*** SUPPLIED RECORDS Section Begins ***

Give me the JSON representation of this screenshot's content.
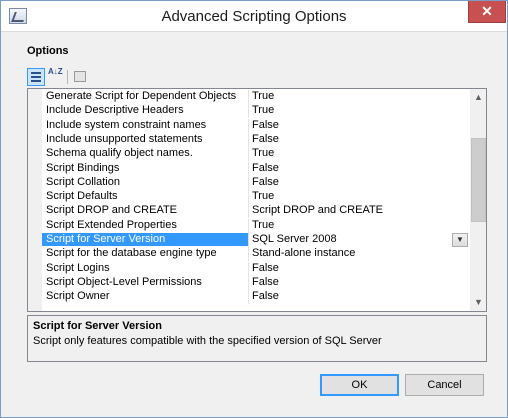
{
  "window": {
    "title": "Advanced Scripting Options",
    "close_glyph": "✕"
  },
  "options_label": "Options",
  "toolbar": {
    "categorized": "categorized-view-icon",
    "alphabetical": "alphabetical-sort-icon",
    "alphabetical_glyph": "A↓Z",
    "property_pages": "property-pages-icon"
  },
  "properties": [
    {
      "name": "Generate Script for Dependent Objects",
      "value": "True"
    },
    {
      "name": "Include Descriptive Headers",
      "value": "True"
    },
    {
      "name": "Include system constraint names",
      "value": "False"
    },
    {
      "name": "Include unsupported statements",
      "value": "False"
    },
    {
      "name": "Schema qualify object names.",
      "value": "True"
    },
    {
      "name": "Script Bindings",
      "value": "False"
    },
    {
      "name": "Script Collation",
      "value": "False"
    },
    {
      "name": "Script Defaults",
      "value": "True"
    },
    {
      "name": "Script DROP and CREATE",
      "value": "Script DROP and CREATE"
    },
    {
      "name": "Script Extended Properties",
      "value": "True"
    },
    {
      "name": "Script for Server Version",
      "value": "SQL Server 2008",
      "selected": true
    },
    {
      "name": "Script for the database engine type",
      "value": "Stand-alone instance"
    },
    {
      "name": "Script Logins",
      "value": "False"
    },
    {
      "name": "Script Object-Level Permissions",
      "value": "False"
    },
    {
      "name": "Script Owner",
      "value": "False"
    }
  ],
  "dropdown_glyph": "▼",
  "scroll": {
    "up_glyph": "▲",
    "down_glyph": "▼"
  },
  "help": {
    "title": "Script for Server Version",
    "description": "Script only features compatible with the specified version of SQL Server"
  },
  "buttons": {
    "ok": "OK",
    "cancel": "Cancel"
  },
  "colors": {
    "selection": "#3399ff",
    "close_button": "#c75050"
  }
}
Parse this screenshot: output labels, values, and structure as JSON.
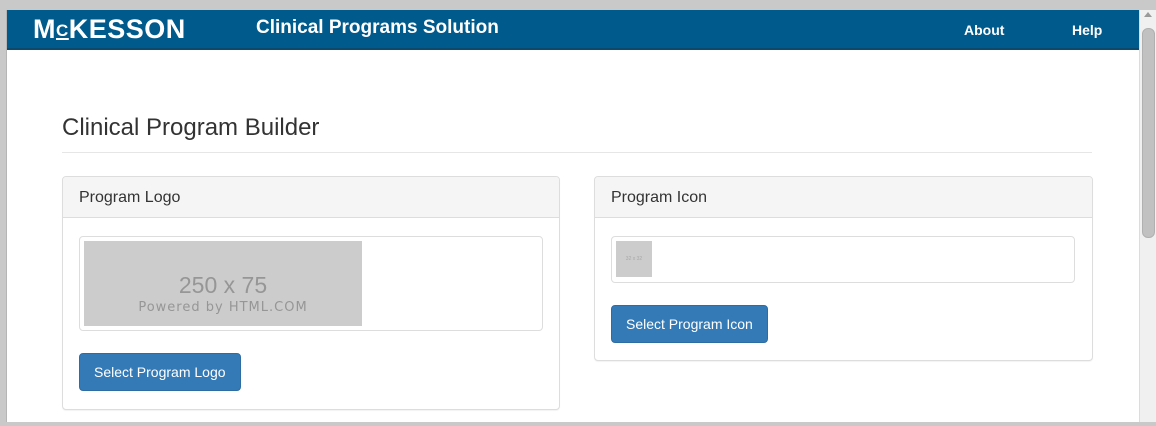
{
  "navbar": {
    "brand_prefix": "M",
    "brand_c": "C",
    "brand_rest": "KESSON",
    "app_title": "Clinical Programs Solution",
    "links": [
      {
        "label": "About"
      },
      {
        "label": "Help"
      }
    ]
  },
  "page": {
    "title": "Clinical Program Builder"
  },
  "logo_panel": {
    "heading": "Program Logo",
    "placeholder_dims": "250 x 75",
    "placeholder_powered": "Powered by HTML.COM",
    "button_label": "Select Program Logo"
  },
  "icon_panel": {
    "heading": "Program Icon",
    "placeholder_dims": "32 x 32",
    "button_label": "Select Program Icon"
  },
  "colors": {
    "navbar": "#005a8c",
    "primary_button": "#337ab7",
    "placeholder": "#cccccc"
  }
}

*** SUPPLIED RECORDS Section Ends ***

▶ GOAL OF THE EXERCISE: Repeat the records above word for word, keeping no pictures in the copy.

▶ EXPECTED ANSWER:
Give me the JSON representation of this screenshot's content.
{
  "window": {
    "title": "Advanced Scripting Options",
    "close_glyph": "✕"
  },
  "options_label": "Options",
  "toolbar": {
    "categorized": "categorized-view-icon",
    "alphabetical": "alphabetical-sort-icon",
    "alphabetical_glyph": "A↓Z",
    "property_pages": "property-pages-icon"
  },
  "properties": [
    {
      "name": "Generate Script for Dependent Objects",
      "value": "True"
    },
    {
      "name": "Include Descriptive Headers",
      "value": "True"
    },
    {
      "name": "Include system constraint names",
      "value": "False"
    },
    {
      "name": "Include unsupported statements",
      "value": "False"
    },
    {
      "name": "Schema qualify object names.",
      "value": "True"
    },
    {
      "name": "Script Bindings",
      "value": "False"
    },
    {
      "name": "Script Collation",
      "value": "False"
    },
    {
      "name": "Script Defaults",
      "value": "True"
    },
    {
      "name": "Script DROP and CREATE",
      "value": "Script DROP and CREATE"
    },
    {
      "name": "Script Extended Properties",
      "value": "True"
    },
    {
      "name": "Script for Server Version",
      "value": "SQL Server 2008",
      "selected": true
    },
    {
      "name": "Script for the database engine type",
      "value": "Stand-alone instance"
    },
    {
      "name": "Script Logins",
      "value": "False"
    },
    {
      "name": "Script Object-Level Permissions",
      "value": "False"
    },
    {
      "name": "Script Owner",
      "value": "False"
    }
  ],
  "dropdown_glyph": "▼",
  "scroll": {
    "up_glyph": "▲",
    "down_glyph": "▼"
  },
  "help": {
    "title": "Script for Server Version",
    "description": "Script only features compatible with the specified version of SQL Server"
  },
  "buttons": {
    "ok": "OK",
    "cancel": "Cancel"
  },
  "colors": {
    "selection": "#3399ff",
    "close_button": "#c75050"
  }
}
Parse this screenshot: output labels, values, and structure as JSON.
{
  "navbar": {
    "brand_prefix": "M",
    "brand_c": "C",
    "brand_rest": "KESSON",
    "app_title": "Clinical Programs Solution",
    "links": [
      {
        "label": "About"
      },
      {
        "label": "Help"
      }
    ]
  },
  "page": {
    "title": "Clinical Program Builder"
  },
  "logo_panel": {
    "heading": "Program Logo",
    "placeholder_dims": "250 x 75",
    "placeholder_powered": "Powered by HTML.COM",
    "button_label": "Select Program Logo"
  },
  "icon_panel": {
    "heading": "Program Icon",
    "placeholder_dims": "32 x 32",
    "button_label": "Select Program Icon"
  },
  "colors": {
    "navbar": "#005a8c",
    "primary_button": "#337ab7",
    "placeholder": "#cccccc"
  }
}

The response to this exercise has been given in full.